Top of Source material
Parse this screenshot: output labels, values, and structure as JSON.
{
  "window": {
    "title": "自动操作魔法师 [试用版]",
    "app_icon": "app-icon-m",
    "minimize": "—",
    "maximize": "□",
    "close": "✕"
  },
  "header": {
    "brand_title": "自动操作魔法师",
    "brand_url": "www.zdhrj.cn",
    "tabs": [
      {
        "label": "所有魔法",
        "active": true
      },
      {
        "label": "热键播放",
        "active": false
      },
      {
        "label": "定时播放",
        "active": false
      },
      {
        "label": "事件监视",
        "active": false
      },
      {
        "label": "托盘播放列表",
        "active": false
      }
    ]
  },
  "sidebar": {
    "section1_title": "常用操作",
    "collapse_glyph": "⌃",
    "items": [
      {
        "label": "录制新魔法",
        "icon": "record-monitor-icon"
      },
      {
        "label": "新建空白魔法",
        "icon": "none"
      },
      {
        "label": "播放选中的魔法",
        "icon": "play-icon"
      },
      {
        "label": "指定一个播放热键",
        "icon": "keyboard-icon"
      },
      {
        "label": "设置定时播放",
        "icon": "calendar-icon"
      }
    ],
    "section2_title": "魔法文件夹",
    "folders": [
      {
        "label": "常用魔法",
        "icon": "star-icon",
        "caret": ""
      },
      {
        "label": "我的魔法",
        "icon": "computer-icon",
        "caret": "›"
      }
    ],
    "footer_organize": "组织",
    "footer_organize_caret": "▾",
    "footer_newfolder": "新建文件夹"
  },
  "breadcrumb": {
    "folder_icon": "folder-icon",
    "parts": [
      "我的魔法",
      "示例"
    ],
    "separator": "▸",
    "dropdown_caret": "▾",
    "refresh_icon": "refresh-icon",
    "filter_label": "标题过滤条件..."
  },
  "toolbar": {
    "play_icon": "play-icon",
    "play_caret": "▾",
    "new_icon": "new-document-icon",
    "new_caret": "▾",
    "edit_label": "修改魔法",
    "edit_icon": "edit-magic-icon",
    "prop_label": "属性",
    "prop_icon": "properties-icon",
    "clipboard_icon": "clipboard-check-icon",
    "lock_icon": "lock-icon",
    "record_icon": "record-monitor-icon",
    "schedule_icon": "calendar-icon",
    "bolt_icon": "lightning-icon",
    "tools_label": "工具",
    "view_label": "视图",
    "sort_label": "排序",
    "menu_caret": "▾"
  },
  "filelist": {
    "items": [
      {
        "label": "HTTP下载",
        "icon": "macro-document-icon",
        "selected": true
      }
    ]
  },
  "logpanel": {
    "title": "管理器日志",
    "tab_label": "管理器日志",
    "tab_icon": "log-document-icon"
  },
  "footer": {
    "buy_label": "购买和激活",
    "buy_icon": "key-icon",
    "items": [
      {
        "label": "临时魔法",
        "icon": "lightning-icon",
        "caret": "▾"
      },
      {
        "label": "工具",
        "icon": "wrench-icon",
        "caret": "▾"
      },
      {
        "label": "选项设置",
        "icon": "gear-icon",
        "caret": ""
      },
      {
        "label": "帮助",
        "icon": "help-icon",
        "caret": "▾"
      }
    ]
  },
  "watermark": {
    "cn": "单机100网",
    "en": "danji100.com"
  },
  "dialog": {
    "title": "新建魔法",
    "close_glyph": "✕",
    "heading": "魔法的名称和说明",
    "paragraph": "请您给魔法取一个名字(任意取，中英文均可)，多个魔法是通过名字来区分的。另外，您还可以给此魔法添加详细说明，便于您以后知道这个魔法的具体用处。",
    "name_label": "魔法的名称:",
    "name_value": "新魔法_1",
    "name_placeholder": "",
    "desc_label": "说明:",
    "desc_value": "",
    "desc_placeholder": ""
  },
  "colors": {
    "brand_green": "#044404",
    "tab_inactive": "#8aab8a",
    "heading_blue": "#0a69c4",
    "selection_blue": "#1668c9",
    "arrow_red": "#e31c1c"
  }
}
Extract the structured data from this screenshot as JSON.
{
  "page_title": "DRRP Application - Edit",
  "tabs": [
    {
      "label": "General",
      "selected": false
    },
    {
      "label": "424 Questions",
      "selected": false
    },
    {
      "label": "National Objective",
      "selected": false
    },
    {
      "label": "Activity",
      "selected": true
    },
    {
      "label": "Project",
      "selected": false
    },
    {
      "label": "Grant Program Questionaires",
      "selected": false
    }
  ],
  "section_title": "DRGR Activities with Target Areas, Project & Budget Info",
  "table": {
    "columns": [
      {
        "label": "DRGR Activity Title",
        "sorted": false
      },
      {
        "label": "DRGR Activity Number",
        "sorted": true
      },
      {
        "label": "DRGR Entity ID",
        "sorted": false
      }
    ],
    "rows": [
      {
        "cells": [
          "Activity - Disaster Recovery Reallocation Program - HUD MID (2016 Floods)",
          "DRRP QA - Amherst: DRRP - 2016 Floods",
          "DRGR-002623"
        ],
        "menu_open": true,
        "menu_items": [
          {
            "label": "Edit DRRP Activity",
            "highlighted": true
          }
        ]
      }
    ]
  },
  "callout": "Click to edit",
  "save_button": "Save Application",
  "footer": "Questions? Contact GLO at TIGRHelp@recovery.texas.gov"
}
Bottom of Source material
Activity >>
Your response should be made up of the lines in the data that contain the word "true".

Answer >>
        "active": true
        "selected": true
      "selected": true
        "sorted": true
        "menu_open": true,
            "highlighted": true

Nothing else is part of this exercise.